Updated October 30, 2020 - 8:27 pm
As 81-year-old Delma Brown scooted her walker out of Pearson Community Center as part of the final cohort of Nevadans to vote early in the 2020 general election, she was asked what motivated her to cast her ballot.
“To get out of the house,” Brown said, the deadpan line eliciting a laugh from her daughter, Claudia Buford, who also voted Friday. “They don’t let old people out any more.”
With the COVID-19 pandemic raging on, Buford said her mother, a retired North Las Vegas schoolteacher and longtime poll worker, has only left the house twice since March.
“And both were good reasons: a flu shot and to vote,” Buford said. “It’s important, right?”
“All elections are important,” Brown said.
The mother-daughter pair was among the 31,000 Clark County residents to have voted early on Friday as of 5:40 p.m. This incomplete total is already the largest one-day turnout posted by the county in the 2020 early voting period. The polls closed at 8 p.m., but anyone already lined up to vote was allowed to cast a ballot, regardless of the hour.
Friday’s partial results brought Clark County’s early voting total to more than 373,000. As of 3:47 p.m., at least 515,000 Nevadans voted early in person.
In 2016, about 489,000 Clark County residents and 702,000 total Nevadans voted early.
However, after factoring in this year’s record-smashing mail ballot turnout, the overall turnout was a little more than 1.05 million voters as of Friday afternoon.
Final statewide totals for mail ballots and in-person early voting were not available before print deadline on Friday, but Nevada could eclipse the overall turnout in the 2016 general election — a little more than 1.1 million — before polls open on Election Day.
Scene from the polls

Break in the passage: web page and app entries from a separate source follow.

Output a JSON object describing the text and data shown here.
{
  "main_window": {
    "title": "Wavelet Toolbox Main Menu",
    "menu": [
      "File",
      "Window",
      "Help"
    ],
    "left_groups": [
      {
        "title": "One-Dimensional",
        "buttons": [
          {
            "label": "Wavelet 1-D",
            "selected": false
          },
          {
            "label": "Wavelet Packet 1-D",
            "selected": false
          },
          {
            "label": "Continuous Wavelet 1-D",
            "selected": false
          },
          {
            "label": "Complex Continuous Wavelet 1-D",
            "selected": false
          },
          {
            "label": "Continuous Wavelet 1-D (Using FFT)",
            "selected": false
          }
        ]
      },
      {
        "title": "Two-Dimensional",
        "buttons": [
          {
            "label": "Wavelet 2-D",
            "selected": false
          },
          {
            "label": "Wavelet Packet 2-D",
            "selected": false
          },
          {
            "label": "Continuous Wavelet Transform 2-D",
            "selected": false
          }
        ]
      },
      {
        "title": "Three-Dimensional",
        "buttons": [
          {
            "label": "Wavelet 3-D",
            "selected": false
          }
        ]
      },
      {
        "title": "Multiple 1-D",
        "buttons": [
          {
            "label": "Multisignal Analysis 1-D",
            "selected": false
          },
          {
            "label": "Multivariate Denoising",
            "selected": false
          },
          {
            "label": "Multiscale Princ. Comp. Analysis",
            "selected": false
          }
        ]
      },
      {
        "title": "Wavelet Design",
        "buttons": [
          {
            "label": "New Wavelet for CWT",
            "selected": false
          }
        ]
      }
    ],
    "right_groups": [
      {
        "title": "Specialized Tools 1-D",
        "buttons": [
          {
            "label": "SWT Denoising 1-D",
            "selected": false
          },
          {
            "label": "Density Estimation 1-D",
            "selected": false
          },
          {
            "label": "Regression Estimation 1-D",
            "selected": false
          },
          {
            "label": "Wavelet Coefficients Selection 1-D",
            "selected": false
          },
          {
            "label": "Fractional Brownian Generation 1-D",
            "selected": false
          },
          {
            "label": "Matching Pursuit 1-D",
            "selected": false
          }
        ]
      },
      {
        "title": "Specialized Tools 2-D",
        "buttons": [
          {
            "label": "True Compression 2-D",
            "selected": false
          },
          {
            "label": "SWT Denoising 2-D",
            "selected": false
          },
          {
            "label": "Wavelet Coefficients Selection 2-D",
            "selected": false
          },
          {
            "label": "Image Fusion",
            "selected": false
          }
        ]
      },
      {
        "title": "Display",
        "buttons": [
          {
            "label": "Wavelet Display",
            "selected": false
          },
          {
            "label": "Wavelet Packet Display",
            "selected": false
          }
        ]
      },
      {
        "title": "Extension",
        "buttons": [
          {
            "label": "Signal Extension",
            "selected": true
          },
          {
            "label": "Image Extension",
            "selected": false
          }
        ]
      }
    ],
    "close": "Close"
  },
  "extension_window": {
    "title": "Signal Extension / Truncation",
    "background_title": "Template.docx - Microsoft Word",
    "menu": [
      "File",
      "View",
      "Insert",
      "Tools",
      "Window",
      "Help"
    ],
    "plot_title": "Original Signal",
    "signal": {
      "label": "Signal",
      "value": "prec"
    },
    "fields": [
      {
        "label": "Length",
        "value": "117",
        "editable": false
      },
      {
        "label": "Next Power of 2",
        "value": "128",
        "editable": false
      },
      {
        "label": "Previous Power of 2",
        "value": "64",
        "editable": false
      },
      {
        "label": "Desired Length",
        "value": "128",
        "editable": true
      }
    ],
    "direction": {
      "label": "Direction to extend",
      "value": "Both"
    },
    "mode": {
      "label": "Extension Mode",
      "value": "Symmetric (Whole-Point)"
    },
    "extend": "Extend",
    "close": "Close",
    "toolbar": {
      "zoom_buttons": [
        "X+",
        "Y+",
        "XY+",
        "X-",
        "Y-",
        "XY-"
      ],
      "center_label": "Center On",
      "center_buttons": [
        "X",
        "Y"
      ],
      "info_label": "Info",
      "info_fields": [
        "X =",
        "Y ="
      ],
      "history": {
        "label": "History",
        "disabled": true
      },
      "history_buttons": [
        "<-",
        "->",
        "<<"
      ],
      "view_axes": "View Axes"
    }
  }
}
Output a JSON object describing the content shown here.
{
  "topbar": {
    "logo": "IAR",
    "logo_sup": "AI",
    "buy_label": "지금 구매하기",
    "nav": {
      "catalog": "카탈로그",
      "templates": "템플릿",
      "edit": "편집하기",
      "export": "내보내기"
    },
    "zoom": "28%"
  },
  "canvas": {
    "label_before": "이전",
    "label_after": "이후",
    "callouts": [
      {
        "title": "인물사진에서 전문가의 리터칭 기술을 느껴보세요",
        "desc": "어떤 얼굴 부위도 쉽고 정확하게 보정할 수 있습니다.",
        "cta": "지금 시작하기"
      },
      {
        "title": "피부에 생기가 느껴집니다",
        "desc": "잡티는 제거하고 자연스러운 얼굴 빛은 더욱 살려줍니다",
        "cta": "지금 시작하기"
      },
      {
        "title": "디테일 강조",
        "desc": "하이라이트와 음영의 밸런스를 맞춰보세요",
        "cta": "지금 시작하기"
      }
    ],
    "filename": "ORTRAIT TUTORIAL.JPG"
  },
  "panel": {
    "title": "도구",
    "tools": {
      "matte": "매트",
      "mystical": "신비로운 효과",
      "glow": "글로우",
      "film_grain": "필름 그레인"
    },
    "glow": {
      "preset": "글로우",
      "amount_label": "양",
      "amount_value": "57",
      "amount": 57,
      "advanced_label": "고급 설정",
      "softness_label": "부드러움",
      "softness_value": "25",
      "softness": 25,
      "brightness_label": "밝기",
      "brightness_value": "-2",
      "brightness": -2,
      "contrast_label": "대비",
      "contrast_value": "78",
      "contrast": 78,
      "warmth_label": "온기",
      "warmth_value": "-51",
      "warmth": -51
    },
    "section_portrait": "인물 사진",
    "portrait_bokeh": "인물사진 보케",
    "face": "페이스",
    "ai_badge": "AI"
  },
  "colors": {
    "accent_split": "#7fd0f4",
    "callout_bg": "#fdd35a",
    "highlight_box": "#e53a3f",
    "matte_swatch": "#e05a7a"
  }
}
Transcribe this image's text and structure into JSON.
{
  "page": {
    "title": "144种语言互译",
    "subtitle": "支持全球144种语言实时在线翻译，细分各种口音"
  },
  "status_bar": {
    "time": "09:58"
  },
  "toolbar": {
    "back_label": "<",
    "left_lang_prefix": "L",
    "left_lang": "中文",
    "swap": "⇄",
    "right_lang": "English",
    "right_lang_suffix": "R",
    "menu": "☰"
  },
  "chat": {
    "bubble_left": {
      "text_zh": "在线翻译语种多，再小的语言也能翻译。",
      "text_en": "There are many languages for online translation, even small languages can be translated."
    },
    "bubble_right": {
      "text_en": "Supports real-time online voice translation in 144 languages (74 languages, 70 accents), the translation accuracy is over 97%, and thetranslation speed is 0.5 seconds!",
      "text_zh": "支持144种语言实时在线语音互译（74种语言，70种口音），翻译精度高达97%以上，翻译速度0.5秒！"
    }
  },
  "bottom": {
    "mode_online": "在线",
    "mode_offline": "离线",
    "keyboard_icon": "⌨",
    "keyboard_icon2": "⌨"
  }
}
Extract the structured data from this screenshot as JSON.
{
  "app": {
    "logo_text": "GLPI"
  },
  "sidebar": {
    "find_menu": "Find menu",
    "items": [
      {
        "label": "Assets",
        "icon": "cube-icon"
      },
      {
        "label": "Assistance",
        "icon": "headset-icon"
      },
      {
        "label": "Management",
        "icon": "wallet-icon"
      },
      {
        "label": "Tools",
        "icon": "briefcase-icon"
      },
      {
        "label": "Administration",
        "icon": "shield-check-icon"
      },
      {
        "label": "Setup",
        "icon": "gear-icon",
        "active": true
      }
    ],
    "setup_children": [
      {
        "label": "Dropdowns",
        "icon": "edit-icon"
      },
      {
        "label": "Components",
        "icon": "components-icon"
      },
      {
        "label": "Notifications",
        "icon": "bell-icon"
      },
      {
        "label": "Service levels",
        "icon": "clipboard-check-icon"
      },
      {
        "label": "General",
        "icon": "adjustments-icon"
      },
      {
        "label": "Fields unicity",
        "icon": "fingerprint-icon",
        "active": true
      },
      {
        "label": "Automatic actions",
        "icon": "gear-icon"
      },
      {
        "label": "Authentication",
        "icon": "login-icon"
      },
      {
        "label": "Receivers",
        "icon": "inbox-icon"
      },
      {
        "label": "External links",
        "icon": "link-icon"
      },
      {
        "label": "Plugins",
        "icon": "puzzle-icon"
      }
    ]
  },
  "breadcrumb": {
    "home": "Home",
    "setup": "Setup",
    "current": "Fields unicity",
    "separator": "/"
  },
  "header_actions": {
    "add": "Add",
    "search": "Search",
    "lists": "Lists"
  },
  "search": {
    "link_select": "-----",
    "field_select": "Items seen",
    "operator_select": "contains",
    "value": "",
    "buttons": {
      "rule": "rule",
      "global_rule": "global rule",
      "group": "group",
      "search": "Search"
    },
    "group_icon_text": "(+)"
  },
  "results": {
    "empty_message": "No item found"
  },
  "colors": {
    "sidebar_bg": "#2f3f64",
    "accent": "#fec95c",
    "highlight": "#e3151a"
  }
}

The final wave of early voters faced some lines in Clark County, though it appears no voting site matched the three-plus hour waits faced at some places during the first day of early voting on Oct. 17.
The Galleria at Sunset remained one of the county’s hottest spots, with waits of around an hour. Smaller community center locations, such as Pearson, had no wait at all.
The Williams family — Mike, Shamial and son, Anson, all of Las Vegas — waited only a few minutes to cast their ballots side-by-side at Pearson just after the center opened at 9 a.m.
Marva Putnam, of Las Vegas, said the weather contributed to her Friday afternoon decision to head to another busy spot, Mountain Crest Recreation Center.
“I was not going to send it in the mail,” she said. “I normally vote on Election Day, but it’s a beautiful day and my husband was just here, so I thought I’d come out.”
At the Silver Springs Recreation Center in Henderson, Chris Lorenzo said all elections are important, as the country is facing and often faces challenging times.
“I recommend everyone vote — just, whoever you’re representing, make sure they’re representing your agenda,” he said. “What you think would help you and benefit you.”
Some voters at the East Las Vegas Community skipped the modest 15-minute wait in favor of curbside ballot drop off just after 5 p.m.
Jodie Stembridge, 60, of Henderson, was among the dozens who stood in line for the last hour of early voting at Heritage Senior Center.
“I’ve always voted in person,” she said. “This is my place to vote.”
Stembridge was also carrying her son’s mail-in ballot to drop off. Her sights were set on the presidential race, and she planned to vote for Trump, she said.
Thursday was the first time voting in Nevada for former Southern California residents Stephanie Schulz, 57, and son Tanner, 22.
“We didn’t want to go through all the mail-in ballot trouble,” Stephanie Schulz said. “Although in-person is definitely more convenient.”
“Between all the fraud, we just want to make sure our votes 100 percent count,” Tanner Schulz said.
An election polling place worker said the line at Heritage briefly extended to an hour wait, but for most of the day voters experienced a 20-minute line that moved quickly around the corner and into the building.
Democrats out in force
Democratic leaders and volunteers were prevalent throughout the Las Vegas area.
The volunteers, wearing blue T-shirts, thanked those leaving Pearson, East Las Vegas and other voting centers and asked them to urge three friends to do the same.
Sen. Jacky Rosen held a digital event, and Rep. Susie Lee appeared in person with Doug Emhoff, husband of Democratic vice presidential candidate and Sen. Kamala Harris of California.
Democratic National Committee Chair Tom Perez also appeared at two Las Vegas events.